▶ **PROBLEM DESCRIPTION**
Every record must be retyped as it stands.
── DATASET ENTRIES
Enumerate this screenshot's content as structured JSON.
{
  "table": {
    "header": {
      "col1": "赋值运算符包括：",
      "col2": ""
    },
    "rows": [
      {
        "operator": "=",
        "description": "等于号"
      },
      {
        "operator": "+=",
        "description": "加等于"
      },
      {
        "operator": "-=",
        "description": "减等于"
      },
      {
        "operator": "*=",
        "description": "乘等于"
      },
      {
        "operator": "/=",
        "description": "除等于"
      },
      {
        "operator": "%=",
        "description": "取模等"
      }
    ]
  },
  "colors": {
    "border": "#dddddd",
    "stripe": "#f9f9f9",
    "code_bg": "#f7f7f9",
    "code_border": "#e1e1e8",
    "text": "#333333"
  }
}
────
▶ **YOUR SOLUTION**
Enumerate this screenshot's content as structured JSON.
{
  "table": {
    "header": {
      "col1": "赋值运算符包括：",
      "col2": ""
    },
    "rows": [
      {
        "operator": "=",
        "description": "等于号"
      },
      {
        "operator": "+=",
        "description": "加等于"
      },
      {
        "operator": "-=",
        "description": "减等于"
      },
      {
        "operator": "*=",
        "description": "乘等于"
      },
      {
        "operator": "/=",
        "description": "除等于"
      },
      {
        "operator": "%=",
        "description": "取模等"
      }
    ]
  },
  "colors": {
    "border": "#dddddd",
    "stripe": "#f9f9f9",
    "code_bg": "#f7f7f9",
    "code_border": "#e1e1e8",
    "text": "#333333"
  }
}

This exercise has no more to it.